Software EULAs: Why you don’t really buy software. You rent. And You Can’t Bring Guests!

When you “purchase” Software from companies, or when you “purchase” ebooks or music with DRM (from Amazon or iTunes), you have to sign an end-user license agreement (EULA). Essentially, you sign your rights away, albeit unknowingly. You see, with copy”right” (read: copy-restriction), ownership belongs to the software company. You only enter into a “license” agreement. This means that even though you are deceived into thinking you “bought” the software, you are only able to use it in a predetermined situations (like only for 5 computers, only on Tuesdays, etc.). What things do you (truly) own that restrict your use of said items? Can you only drive your car on Weekdays? Can only 4 people drive your car? (“How many people are insured to this car” is a different question . . .) Continue reading

PDF Readers: Free Software Can Be Superior To Non-Free Software

Here’s one reason to use Evince, a free software PDF reader alternative to Adobe’s reader (besides the huge fact that Adobe Reader is a proprietary, non-free pdf reader and doesn’t respect your freedom…): With a simple click on the “Inverted Colors” button from the View Tab in the Toolbar, you can now be kind to your eyes (and to the environment for not printing out the PDF) by viewing white text on black background!

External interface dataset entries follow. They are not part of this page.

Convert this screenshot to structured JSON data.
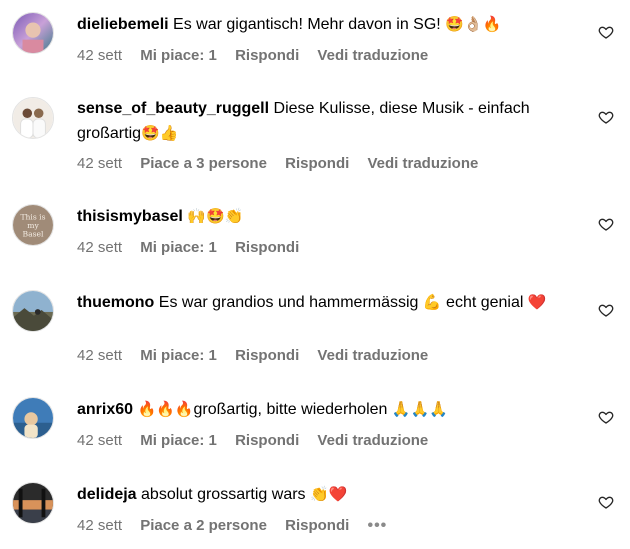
{
  "comments": [
    {
      "username": "dieliebemeli",
      "text": "Es war gigantisch! Mehr davon in SG!",
      "emoji": "🤩👌🏼🔥",
      "time": "42 sett",
      "likes": "Mi piace: 1",
      "reply": "Rispondi",
      "translate": "Vedi traduzione"
    },
    {
      "username": "sense_of_beauty_ruggell",
      "text": "Diese Kulisse, diese Musik - einfach großartig",
      "emoji": "🤩👍",
      "time": "42 sett",
      "likes": "Piace a 3 persone",
      "reply": "Rispondi",
      "translate": "Vedi traduzione"
    },
    {
      "username": "thisismybasel",
      "text": "",
      "emoji": "🙌🤩👏",
      "time": "42 sett",
      "likes": "Mi piace: 1",
      "reply": "Rispondi",
      "avatar_text": "This is my Basel"
    },
    {
      "username": "thuemono",
      "text": "Es war grandios und hammermässig",
      "emoji": "💪",
      "text2": "echt genial",
      "emoji2": "❤️",
      "time": "42 sett",
      "likes": "Mi piace: 1",
      "reply": "Rispondi",
      "translate": "Vedi traduzione"
    },
    {
      "username": "anrix60",
      "emoji_pre": "🔥🔥🔥",
      "text": "großartig, bitte wiederholen",
      "emoji": "🙏🙏🙏",
      "time": "42 sett",
      "likes": "Mi piace: 1",
      "reply": "Rispondi",
      "translate": "Vedi traduzione"
    },
    {
      "username": "delideja",
      "text": "absolut grossartig wars",
      "emoji": "👏❤️",
      "time": "42 sett",
      "likes": "Piace a 2 persone",
      "reply": "Rispondi",
      "more": "•••"
    }
  ],
  "icons": {
    "like": "heart-outline-icon",
    "more": "more-options-icon"
  },
  "colors": {
    "meta": "#737373",
    "text": "#000000"
  }
}
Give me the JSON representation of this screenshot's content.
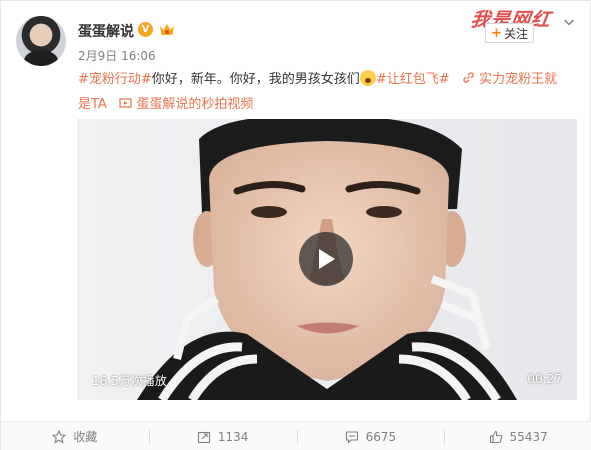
{
  "user": {
    "name": "蛋蛋解说",
    "verified_badge": "V",
    "post_time": "2月9日 16:06"
  },
  "watermark_text": "我是网红",
  "follow_button": {
    "label": "关注"
  },
  "post": {
    "tag1": "#宠粉行动#",
    "text1": "你好，新年。你好，我的男孩女孩们",
    "tag2": "#让红包飞#",
    "link1_label": "实力宠粉王就是TA",
    "link2_label": "蛋蛋解说的秒拍视频"
  },
  "video": {
    "view_count": "16.5万次播放",
    "duration": "00:27"
  },
  "actions": {
    "favorite_label": "收藏",
    "repost_count": "1134",
    "comment_count": "6675",
    "like_count": "55437"
  },
  "colors": {
    "accent": "#eb7350",
    "follow_plus": "#ff8200",
    "watermark": "#e23b3b"
  }
}
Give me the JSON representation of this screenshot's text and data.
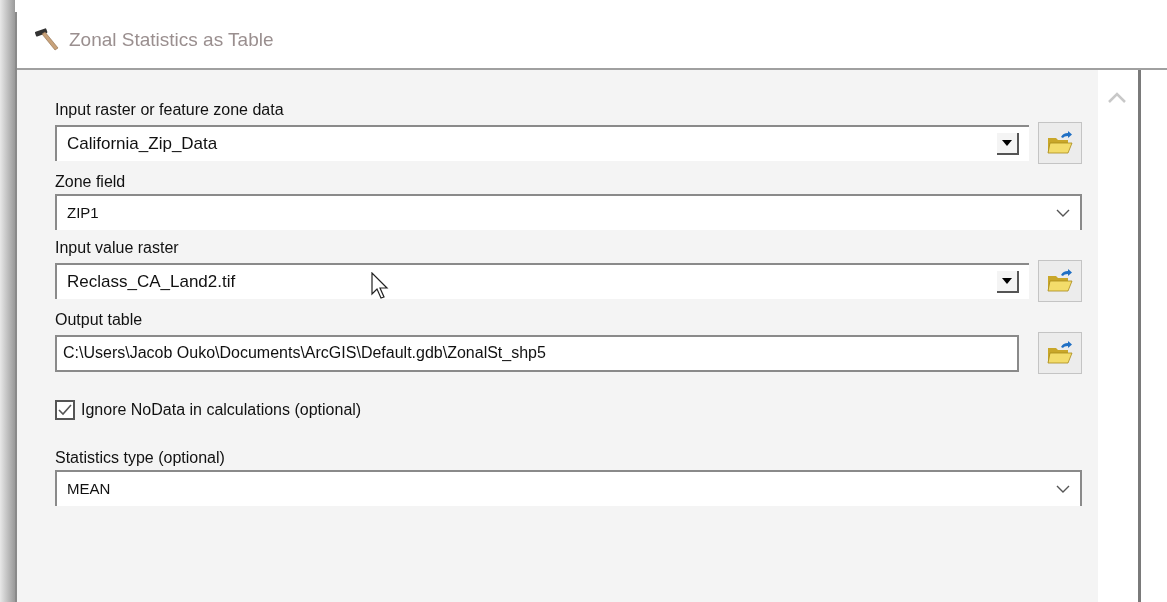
{
  "window": {
    "title": "Zonal Statistics as Table"
  },
  "parameters": [
    {
      "kind": "combo",
      "label": "Input raster or feature zone data",
      "value": "California_Zip_Data"
    },
    {
      "kind": "dropdown",
      "label": "Zone field",
      "value": "ZIP1"
    },
    {
      "kind": "combo",
      "label": "Input value raster",
      "value": "Reclass_CA_Land2.tif"
    },
    {
      "kind": "text",
      "label": "Output table",
      "value": "C:\\Users\\Jacob Ouko\\Documents\\ArcGIS\\Default.gdb\\ZonalSt_shp5"
    },
    {
      "kind": "checkbox",
      "label": "Ignore NoData in calculations (optional)",
      "checked": true
    },
    {
      "kind": "dropdown",
      "label": "Statistics type (optional)",
      "value": "MEAN"
    }
  ]
}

Continue reading

Foreign Policy

Never mind our bloated military budget. Never mind that we are still licking our wounded pride and arrogance post 9-11 and thus are unable to learn anything from it (maybe terrorists hate how we’ve surrounded their land (especially their Holy Land, Arabia) with our military forces. Never mind our national debt.

Let us consider on ethical/moral grounds why interventionist foreign policy is a bad idea. To resurrect an old link, see Gary Johnson’s scathing (and warranted) critique of Obama and Romney’s Foreign Policy. Continue reading

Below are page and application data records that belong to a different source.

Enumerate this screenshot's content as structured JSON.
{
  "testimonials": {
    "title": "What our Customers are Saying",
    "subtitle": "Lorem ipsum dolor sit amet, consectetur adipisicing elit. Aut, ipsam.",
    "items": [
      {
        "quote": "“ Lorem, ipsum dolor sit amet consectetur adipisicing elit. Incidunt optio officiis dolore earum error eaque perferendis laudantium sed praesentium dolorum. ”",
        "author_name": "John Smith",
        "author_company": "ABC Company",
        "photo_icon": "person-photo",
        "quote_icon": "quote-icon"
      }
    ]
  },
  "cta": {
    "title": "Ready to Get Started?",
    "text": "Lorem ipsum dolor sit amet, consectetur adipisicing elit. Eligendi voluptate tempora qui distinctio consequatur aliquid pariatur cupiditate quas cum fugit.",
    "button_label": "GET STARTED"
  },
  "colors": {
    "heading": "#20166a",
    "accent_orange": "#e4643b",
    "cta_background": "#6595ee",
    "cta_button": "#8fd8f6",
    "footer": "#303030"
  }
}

The National Popular Vote Bill and Political Stagnation

This is from the official website of the National Popular Vote: “Under the U.S. Constitution, the states have exclusive and plenary (complete) power to allocate their electoral votes, and may change their state laws concerning the awarding of their electoral votes at any time. Under the National Popular Vote bill, all of the state’s electoral votes would be awarded to the presidential candidate who receives the most popular votes in all 50 states and the District of Columbia. The bill would take effect only when enacted, in identical form, by states possessing a majority of the electoral votes—that is, enough electoral votes to elect a President (270 of 538).” Continue reading